::: Recorded data :::

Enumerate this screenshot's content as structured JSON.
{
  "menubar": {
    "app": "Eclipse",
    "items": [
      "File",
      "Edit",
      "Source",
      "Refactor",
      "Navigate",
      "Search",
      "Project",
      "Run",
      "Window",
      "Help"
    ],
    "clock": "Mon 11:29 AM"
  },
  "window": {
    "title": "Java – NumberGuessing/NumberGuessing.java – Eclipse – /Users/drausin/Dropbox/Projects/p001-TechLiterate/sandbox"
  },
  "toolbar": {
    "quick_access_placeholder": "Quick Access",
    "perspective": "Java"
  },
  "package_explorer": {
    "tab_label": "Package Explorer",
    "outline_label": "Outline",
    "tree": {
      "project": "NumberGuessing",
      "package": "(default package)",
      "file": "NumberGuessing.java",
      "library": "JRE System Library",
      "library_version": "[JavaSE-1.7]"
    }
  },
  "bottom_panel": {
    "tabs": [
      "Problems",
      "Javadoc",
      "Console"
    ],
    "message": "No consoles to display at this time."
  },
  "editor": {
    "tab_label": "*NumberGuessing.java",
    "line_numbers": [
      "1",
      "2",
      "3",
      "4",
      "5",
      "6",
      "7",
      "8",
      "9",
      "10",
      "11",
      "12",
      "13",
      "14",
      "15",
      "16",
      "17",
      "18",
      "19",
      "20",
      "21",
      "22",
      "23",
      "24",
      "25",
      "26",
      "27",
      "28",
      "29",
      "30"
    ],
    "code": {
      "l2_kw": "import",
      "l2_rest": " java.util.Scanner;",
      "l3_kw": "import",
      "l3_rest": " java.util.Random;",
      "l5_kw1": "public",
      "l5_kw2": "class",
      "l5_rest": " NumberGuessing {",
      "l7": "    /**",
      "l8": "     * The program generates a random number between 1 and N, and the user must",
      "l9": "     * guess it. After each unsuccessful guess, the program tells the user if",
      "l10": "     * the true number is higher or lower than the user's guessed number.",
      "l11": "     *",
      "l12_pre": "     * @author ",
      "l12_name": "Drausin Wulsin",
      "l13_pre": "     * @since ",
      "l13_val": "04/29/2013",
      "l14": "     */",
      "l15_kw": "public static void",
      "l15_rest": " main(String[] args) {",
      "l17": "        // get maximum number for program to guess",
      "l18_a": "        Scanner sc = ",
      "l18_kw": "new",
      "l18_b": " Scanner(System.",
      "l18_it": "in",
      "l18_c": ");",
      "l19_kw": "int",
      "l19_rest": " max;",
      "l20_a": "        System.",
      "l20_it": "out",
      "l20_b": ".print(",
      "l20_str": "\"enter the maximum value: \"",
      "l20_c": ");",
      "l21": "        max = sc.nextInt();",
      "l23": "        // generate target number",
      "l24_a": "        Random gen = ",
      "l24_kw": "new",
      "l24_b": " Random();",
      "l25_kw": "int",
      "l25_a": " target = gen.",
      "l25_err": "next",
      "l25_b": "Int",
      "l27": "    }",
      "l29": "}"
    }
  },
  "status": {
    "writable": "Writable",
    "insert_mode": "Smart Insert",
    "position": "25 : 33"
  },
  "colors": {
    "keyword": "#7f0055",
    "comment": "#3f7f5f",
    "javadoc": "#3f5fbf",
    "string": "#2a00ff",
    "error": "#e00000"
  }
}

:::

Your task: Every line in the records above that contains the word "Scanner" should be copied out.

Exercise result:
      "l2_rest": " java.util.Scanner;",
      "l18_a": "        Scanner sc = ",
      "l18_b": " Scanner(System.",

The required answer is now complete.